_EXERCISE DESCRIPTION_: Where an entry below contains an image, skip the image and reproduce the rest exactly.

_SOURCE INFORMATION_:
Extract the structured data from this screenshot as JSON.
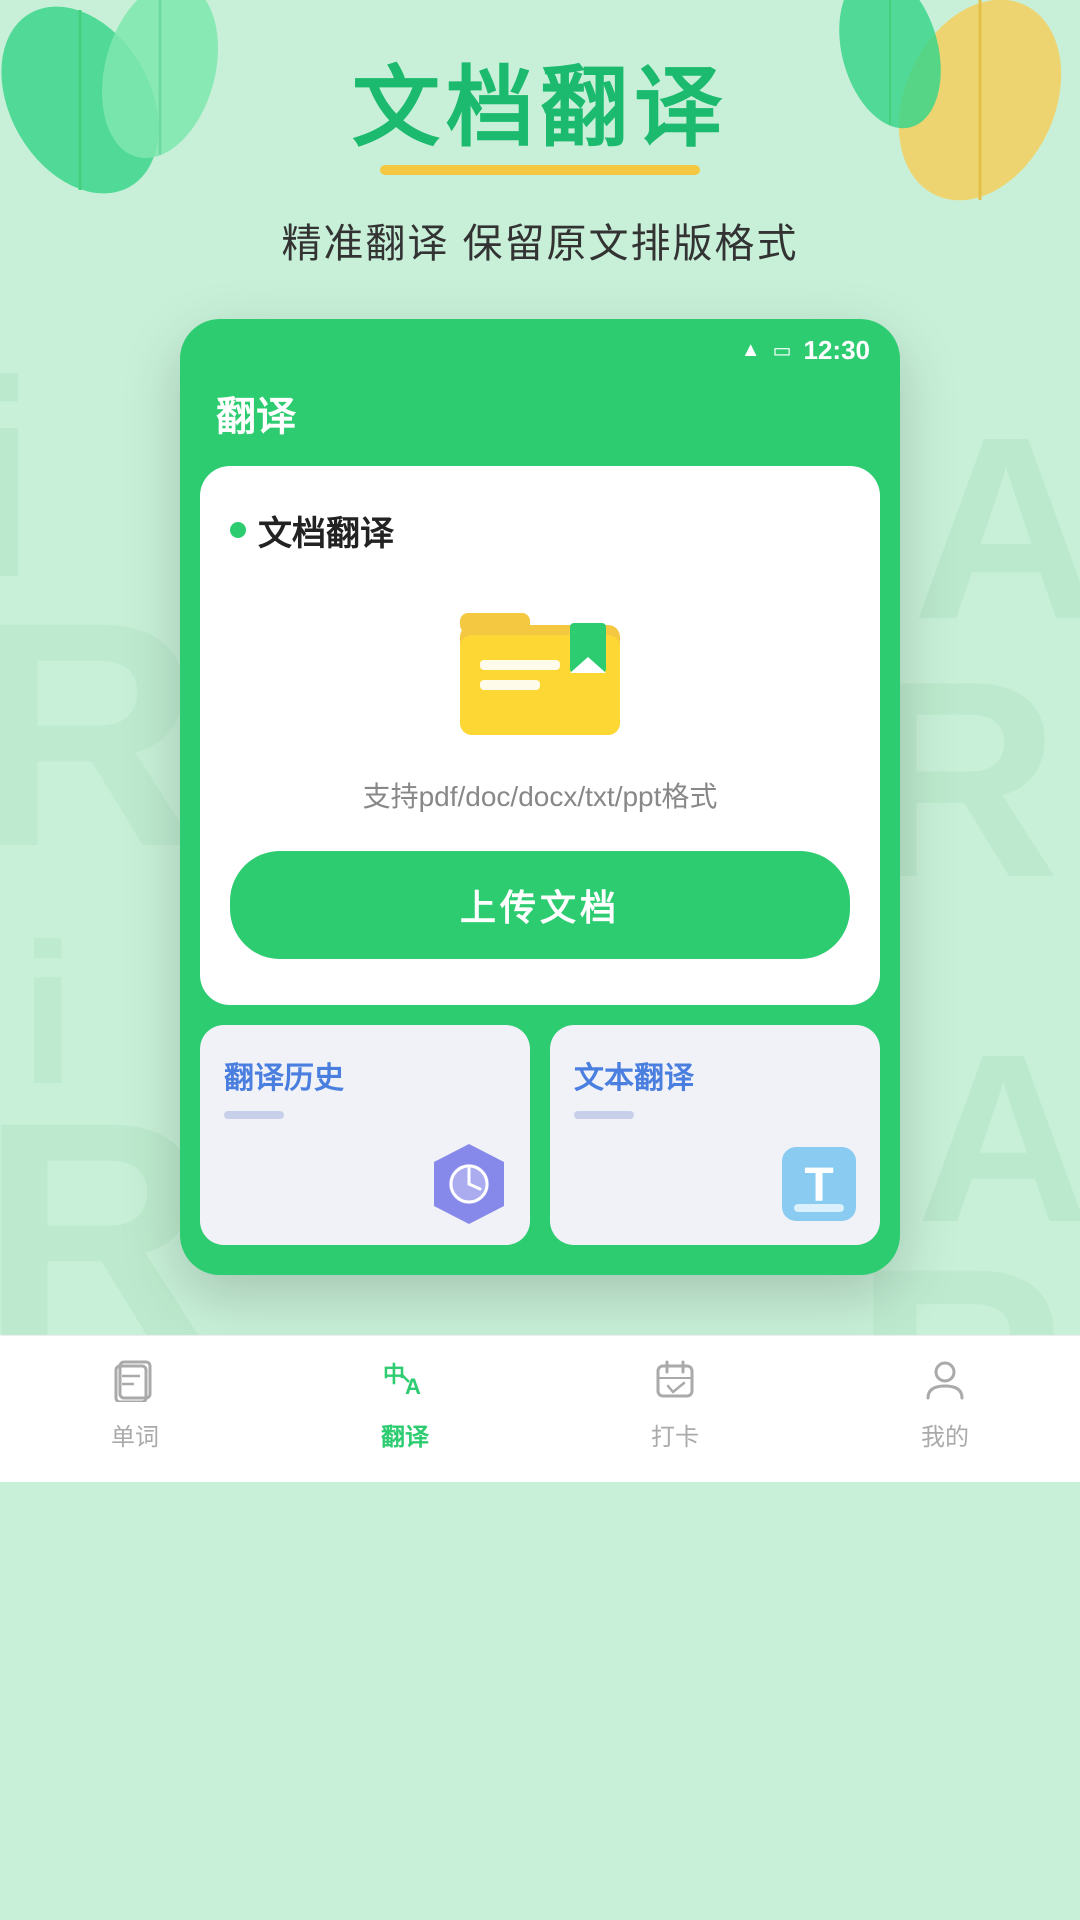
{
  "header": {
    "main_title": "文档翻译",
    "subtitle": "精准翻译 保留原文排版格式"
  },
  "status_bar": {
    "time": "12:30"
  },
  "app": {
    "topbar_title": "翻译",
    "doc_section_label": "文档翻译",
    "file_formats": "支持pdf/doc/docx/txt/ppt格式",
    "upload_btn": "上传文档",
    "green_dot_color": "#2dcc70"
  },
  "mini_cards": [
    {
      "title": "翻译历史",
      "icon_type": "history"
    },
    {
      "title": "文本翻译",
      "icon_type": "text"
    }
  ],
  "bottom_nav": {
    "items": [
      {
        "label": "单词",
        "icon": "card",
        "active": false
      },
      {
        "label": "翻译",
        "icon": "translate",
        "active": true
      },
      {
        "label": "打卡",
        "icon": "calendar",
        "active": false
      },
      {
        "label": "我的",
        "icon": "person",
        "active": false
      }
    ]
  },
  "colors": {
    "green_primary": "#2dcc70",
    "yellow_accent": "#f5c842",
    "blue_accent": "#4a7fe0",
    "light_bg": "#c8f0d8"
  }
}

_THE ANSWER_:
Extract the structured data from this screenshot as JSON.
{
  "header": {
    "main_title": "文档翻译",
    "subtitle": "精准翻译 保留原文排版格式"
  },
  "status_bar": {
    "time": "12:30"
  },
  "app": {
    "topbar_title": "翻译",
    "doc_section_label": "文档翻译",
    "file_formats": "支持pdf/doc/docx/txt/ppt格式",
    "upload_btn": "上传文档",
    "green_dot_color": "#2dcc70"
  },
  "mini_cards": [
    {
      "title": "翻译历史",
      "icon_type": "history"
    },
    {
      "title": "文本翻译",
      "icon_type": "text"
    }
  ],
  "bottom_nav": {
    "items": [
      {
        "label": "单词",
        "icon": "card",
        "active": false
      },
      {
        "label": "翻译",
        "icon": "translate",
        "active": true
      },
      {
        "label": "打卡",
        "icon": "calendar",
        "active": false
      },
      {
        "label": "我的",
        "icon": "person",
        "active": false
      }
    ]
  },
  "colors": {
    "green_primary": "#2dcc70",
    "yellow_accent": "#f5c842",
    "blue_accent": "#4a7fe0",
    "light_bg": "#c8f0d8"
  }
}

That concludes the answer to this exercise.